Assignment →
Retyping all the entries exactly is the whole task.

^^^^^^^^^^^^^^^^

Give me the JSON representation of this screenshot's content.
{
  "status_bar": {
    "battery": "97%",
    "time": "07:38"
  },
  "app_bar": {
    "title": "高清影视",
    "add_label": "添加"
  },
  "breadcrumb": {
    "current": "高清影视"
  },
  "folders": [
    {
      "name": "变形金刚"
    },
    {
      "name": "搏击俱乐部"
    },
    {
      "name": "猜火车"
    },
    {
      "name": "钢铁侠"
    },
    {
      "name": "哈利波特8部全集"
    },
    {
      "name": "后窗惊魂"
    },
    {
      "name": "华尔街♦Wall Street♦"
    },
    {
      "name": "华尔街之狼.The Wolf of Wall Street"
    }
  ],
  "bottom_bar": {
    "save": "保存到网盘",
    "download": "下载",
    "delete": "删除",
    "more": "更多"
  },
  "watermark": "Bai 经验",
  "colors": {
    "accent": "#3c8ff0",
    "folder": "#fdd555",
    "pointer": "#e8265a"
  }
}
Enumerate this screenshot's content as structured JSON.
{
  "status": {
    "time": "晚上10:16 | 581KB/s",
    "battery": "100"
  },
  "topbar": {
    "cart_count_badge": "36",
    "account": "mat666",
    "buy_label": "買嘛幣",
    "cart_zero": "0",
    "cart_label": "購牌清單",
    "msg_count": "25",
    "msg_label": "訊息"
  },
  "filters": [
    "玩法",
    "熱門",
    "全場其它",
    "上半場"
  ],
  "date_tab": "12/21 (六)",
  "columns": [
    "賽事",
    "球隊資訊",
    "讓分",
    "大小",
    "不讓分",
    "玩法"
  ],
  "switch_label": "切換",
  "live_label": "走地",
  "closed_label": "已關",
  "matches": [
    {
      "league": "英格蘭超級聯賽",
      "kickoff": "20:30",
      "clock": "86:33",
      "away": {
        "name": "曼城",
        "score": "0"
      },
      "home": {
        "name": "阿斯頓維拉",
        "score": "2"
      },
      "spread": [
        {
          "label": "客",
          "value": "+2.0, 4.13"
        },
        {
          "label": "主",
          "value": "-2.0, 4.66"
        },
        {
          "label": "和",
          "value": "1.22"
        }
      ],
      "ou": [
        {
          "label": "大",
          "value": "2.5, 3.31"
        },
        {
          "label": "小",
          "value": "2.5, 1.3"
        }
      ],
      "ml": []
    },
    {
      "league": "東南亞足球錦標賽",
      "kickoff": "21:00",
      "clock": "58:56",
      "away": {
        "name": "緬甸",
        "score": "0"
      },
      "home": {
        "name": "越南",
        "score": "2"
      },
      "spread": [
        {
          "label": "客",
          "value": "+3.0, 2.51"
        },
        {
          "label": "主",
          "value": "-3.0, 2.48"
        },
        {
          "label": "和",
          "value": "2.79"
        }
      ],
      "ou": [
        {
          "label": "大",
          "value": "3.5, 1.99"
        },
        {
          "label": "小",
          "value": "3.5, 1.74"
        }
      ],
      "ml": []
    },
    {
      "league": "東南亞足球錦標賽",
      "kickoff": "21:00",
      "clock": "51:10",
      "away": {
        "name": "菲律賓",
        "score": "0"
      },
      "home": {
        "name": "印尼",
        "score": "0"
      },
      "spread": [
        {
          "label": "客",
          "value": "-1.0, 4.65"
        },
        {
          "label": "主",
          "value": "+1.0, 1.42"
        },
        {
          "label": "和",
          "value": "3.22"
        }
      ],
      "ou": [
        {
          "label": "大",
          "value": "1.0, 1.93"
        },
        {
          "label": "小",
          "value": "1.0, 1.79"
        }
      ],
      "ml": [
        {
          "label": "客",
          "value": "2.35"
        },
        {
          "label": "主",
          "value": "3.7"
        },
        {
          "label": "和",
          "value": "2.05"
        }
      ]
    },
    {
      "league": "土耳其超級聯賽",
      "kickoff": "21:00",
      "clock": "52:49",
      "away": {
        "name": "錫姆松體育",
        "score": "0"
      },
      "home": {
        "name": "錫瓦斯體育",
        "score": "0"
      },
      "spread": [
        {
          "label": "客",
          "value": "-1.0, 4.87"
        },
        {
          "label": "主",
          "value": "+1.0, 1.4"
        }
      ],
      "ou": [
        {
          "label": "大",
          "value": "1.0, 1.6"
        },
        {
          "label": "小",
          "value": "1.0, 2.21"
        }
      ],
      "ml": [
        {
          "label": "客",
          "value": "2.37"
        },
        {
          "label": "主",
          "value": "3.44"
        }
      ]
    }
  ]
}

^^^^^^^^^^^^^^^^

Result of this task →
Give me the JSON representation of this screenshot's content.
{
  "status_bar": {
    "battery": "97%",
    "time": "07:38"
  },
  "app_bar": {
    "title": "高清影视",
    "add_label": "添加"
  },
  "breadcrumb": {
    "current": "高清影视"
  },
  "folders": [
    {
      "name": "变形金刚"
    },
    {
      "name": "搏击俱乐部"
    },
    {
      "name": "猜火车"
    },
    {
      "name": "钢铁侠"
    },
    {
      "name": "哈利波特8部全集"
    },
    {
      "name": "后窗惊魂"
    },
    {
      "name": "华尔街♦Wall Street♦"
    },
    {
      "name": "华尔街之狼.The Wolf of Wall Street"
    }
  ],
  "bottom_bar": {
    "save": "保存到网盘",
    "download": "下载",
    "delete": "删除",
    "more": "更多"
  },
  "watermark": "Bai 经验",
  "colors": {
    "accent": "#3c8ff0",
    "folder": "#fdd555",
    "pointer": "#e8265a"
  }
}
Enumerate this screenshot's content as structured JSON.
{
  "status": {
    "time": "晚上10:16 | 581KB/s",
    "battery": "100"
  },
  "topbar": {
    "cart_count_badge": "36",
    "account": "mat666",
    "buy_label": "買嘛幣",
    "cart_zero": "0",
    "cart_label": "購牌清單",
    "msg_count": "25",
    "msg_label": "訊息"
  },
  "filters": [
    "玩法",
    "熱門",
    "全場其它",
    "上半場"
  ],
  "date_tab": "12/21 (六)",
  "columns": [
    "賽事",
    "球隊資訊",
    "讓分",
    "大小",
    "不讓分",
    "玩法"
  ],
  "switch_label": "切換",
  "live_label": "走地",
  "closed_label": "已關",
  "matches": [
    {
      "league": "英格蘭超級聯賽",
      "kickoff": "20:30",
      "clock": "86:33",
      "away": {
        "name": "曼城",
        "score": "0"
      },
      "home": {
        "name": "阿斯頓維拉",
        "score": "2"
      },
      "spread": [
        {
          "label": "客",
          "value": "+2.0, 4.13"
        },
        {
          "label": "主",
          "value": "-2.0, 4.66"
        },
        {
          "label": "和",
          "value": "1.22"
        }
      ],
      "ou": [
        {
          "label": "大",
          "value": "2.5, 3.31"
        },
        {
          "label": "小",
          "value": "2.5, 1.3"
        }
      ],
      "ml": []
    },
    {
      "league": "東南亞足球錦標賽",
      "kickoff": "21:00",
      "clock": "58:56",
      "away": {
        "name": "緬甸",
        "score": "0"
      },
      "home": {
        "name": "越南",
        "score": "2"
      },
      "spread": [
        {
          "label": "客",
          "value": "+3.0, 2.51"
        },
        {
          "label": "主",
          "value": "-3.0, 2.48"
        },
        {
          "label": "和",
          "value": "2.79"
        }
      ],
      "ou": [
        {
          "label": "大",
          "value": "3.5, 1.99"
        },
        {
          "label": "小",
          "value": "3.5, 1.74"
        }
      ],
      "ml": []
    },
    {
      "league": "東南亞足球錦標賽",
      "kickoff": "21:00",
      "clock": "51:10",
      "away": {
        "name": "菲律賓",
        "score": "0"
      },
      "home": {
        "name": "印尼",
        "score": "0"
      },
      "spread": [
        {
          "label": "客",
          "value": "-1.0, 4.65"
        },
        {
          "label": "主",
          "value": "+1.0, 1.42"
        },
        {
          "label": "和",
          "value": "3.22"
        }
      ],
      "ou": [
        {
          "label": "大",
          "value": "1.0, 1.93"
        },
        {
          "label": "小",
          "value": "1.0, 1.79"
        }
      ],
      "ml": [
        {
          "label": "客",
          "value": "2.35"
        },
        {
          "label": "主",
          "value": "3.7"
        },
        {
          "label": "和",
          "value": "2.05"
        }
      ]
    },
    {
      "league": "土耳其超級聯賽",
      "kickoff": "21:00",
      "clock": "52:49",
      "away": {
        "name": "錫姆松體育",
        "score": "0"
      },
      "home": {
        "name": "錫瓦斯體育",
        "score": "0"
      },
      "spread": [
        {
          "label": "客",
          "value": "-1.0, 4.87"
        },
        {
          "label": "主",
          "value": "+1.0, 1.4"
        }
      ],
      "ou": [
        {
          "label": "大",
          "value": "1.0, 1.6"
        },
        {
          "label": "小",
          "value": "1.0, 2.21"
        }
      ],
      "ml": [
        {
          "label": "客",
          "value": "2.37"
        },
        {
          "label": "主",
          "value": "3.44"
        }
      ]
    }
  ]
}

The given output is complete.